Look through the data below. Show each line where the string "icon" occurs.

*** Listed entries Section Begins ***

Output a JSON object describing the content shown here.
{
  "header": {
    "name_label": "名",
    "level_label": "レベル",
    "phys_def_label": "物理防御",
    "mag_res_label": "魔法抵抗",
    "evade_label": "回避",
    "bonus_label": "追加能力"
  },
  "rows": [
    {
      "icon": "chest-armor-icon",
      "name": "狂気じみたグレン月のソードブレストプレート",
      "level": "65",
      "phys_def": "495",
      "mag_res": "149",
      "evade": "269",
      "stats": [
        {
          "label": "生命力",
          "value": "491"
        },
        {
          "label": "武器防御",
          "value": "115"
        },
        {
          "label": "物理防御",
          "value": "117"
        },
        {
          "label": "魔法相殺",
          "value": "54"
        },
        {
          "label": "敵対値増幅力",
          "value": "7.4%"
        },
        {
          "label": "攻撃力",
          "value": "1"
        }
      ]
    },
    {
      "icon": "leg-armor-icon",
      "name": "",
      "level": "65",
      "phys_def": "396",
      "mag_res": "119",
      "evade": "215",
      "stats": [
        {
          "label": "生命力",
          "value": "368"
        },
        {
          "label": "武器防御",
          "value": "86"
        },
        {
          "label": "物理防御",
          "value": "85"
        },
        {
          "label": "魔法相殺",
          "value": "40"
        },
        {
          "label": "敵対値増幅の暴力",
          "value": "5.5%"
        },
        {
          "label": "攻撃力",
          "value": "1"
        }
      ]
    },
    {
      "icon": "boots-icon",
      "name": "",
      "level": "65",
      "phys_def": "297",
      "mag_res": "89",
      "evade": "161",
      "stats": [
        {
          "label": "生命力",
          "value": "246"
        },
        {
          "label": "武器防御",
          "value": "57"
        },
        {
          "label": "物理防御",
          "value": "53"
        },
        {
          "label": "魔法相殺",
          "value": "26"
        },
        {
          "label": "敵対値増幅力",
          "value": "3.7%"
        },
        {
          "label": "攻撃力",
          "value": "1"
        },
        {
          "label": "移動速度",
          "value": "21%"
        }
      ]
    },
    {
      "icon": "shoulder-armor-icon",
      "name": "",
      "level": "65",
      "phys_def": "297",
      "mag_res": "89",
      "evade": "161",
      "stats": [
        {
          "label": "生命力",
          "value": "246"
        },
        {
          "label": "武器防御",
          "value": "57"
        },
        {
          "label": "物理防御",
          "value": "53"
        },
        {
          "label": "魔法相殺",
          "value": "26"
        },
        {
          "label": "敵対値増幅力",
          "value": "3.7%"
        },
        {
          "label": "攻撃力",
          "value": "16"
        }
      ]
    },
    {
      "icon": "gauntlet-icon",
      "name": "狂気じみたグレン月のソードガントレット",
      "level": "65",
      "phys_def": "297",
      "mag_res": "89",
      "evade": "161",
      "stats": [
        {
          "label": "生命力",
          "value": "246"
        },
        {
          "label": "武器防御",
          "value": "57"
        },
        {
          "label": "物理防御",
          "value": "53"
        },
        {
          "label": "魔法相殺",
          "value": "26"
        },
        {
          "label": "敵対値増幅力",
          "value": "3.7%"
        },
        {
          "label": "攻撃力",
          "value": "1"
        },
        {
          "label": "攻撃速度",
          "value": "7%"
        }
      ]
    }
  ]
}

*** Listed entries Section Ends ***

**Result for this task**
      "icon": "chest-armor-icon",
      "icon": "leg-armor-icon",
      "icon": "boots-icon",
      "icon": "shoulder-armor-icon",
      "icon": "gauntlet-icon",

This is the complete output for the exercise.